Skip to search formSkip to main content
You are currently offline. Some features of the site may not work correctly.

peptide chemical synthesis

Known as: protein chemical synthesis 
 
National Institutes of Health

Papers overview
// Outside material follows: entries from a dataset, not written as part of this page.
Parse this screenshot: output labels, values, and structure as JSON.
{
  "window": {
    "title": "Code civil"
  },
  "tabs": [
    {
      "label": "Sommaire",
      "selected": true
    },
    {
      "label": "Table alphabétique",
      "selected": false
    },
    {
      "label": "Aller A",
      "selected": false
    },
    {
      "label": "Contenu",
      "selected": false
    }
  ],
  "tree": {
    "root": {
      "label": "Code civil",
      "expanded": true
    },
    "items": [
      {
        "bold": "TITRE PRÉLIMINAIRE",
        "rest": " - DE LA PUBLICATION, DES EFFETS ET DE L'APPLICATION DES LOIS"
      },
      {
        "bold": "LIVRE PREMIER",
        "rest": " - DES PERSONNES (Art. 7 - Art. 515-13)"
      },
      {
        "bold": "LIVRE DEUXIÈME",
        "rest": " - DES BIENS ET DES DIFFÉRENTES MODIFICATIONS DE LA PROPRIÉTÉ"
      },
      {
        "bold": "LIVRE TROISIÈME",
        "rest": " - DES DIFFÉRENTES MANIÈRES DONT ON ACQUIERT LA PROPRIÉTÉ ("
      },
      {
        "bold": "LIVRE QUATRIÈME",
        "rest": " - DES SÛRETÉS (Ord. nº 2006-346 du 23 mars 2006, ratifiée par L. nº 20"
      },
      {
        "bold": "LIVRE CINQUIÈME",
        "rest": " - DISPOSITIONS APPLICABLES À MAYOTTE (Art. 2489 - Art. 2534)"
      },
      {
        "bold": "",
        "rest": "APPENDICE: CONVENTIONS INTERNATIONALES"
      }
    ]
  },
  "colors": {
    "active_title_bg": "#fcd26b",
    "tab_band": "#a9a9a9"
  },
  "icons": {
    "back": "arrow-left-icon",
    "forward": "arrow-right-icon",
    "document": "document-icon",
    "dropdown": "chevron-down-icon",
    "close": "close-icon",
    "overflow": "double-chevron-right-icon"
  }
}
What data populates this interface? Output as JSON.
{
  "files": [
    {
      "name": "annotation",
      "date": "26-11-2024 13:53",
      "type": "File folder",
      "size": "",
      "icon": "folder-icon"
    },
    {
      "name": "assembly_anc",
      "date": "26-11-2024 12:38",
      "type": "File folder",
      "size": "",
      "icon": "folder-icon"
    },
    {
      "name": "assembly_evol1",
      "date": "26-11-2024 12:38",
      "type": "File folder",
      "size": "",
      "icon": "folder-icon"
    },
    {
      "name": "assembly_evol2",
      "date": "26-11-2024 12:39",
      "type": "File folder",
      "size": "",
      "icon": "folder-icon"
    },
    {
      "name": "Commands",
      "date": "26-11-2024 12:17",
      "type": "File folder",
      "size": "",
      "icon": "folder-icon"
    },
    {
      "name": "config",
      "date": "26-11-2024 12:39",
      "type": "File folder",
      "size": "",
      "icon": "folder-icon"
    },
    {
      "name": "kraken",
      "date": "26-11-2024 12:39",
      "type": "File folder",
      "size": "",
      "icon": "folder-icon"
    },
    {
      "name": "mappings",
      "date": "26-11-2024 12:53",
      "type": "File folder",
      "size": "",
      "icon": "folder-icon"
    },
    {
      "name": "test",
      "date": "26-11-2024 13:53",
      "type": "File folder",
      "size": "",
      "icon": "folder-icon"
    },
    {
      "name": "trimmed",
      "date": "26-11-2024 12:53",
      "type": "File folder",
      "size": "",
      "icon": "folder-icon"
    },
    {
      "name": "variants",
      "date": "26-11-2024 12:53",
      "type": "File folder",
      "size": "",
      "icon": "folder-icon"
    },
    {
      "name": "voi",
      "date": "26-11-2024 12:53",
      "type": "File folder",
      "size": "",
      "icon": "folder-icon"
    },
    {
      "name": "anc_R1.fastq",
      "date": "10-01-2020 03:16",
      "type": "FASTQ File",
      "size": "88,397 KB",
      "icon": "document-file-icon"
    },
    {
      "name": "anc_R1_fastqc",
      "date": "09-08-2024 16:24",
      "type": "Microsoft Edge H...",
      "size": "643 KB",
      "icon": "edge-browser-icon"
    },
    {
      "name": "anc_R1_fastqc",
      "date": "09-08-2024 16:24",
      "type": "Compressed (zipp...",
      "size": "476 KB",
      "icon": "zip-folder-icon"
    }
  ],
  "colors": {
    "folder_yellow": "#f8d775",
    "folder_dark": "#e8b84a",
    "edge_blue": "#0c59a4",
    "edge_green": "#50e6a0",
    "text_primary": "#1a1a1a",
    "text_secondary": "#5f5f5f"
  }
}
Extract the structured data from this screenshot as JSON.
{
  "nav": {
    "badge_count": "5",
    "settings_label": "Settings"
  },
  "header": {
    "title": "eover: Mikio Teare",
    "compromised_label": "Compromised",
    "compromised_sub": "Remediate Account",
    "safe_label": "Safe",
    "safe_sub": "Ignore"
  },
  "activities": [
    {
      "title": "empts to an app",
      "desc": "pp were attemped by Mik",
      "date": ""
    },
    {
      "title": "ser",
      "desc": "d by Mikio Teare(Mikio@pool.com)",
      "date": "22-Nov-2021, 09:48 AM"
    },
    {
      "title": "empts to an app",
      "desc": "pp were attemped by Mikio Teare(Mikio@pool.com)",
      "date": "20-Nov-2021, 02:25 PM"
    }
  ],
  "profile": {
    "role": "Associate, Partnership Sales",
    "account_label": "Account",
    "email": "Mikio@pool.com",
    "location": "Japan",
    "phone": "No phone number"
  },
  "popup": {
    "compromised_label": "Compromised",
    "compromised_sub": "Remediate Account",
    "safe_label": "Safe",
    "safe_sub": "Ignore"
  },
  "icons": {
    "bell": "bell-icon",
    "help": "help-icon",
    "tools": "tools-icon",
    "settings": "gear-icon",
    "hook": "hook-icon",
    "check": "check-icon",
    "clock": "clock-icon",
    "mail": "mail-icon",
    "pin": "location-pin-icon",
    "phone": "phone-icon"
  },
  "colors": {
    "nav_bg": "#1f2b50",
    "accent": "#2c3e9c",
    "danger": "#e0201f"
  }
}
Semantic Scholar uses AI to extract papers important to this topic.
2018
2018
Synthetic proteins are expected to go beyond the boundary of recombinant DNA expression systems by being flexibly installed with… Expand
2018
2018
Cysteine-based native chemical ligation (NCL) has been a very powerful approach for convergent synthesis of peptides and proteins… Expand
2018
2018
By facilitating formation of the acyl-enzyme intermediate, peptide thioesters can largely promote subtiligase-catalyzed ligation… Expand
2017
2017
Cysteine-mediated native chemical ligation is a powerful method for protein chemical synthesis. Herein, we report an… Expand
Highly Cited
2015
Highly Cited
2015
Fully unprotected peptide o-aminoanilides can be efficiently activated by NaNO2 in aqueous solution to furnish peptide thioesters… Expand
  • table 1
  • figure 1
  • figure 2
Highly Cited
2015
Highly Cited
2015
Successive peptide ligation using a one-pot method can improve the efficiency of protein chemical synthesis. Although one-pot… Expand
2014
2014
An efficient thiol-assisted one-pot synthesis of peptide/protein C-terminal thioacids was achieved by using peptide/protein… Expand
  • figure 1
  • figure 2
  • table 2
  • table 1
  • figure 3
2014
2014
Serine/Threonine ligation (STL) has emerged as an alternative tool for protein chemical synthesis, bioconjugations as well as… Expand
  • figure 1
  • table 1
  • figure 2
  • table 2
  • figure 3
Highly Cited
2013
Highly Cited
2013
The chemical synthesis of proteins provides synthetic chemists with an interesting challenge and supports biological research… Expand
  • figure 1
  • figure 2
  • figure 3
  • figure 4
  • figure 6
Highly Cited
2012
Highly Cited
2012
Protein chemical synthesis by native peptide ligation of unprotected peptide segments is an interesting complement and potential… Expand
  • figure 1
  • figure 2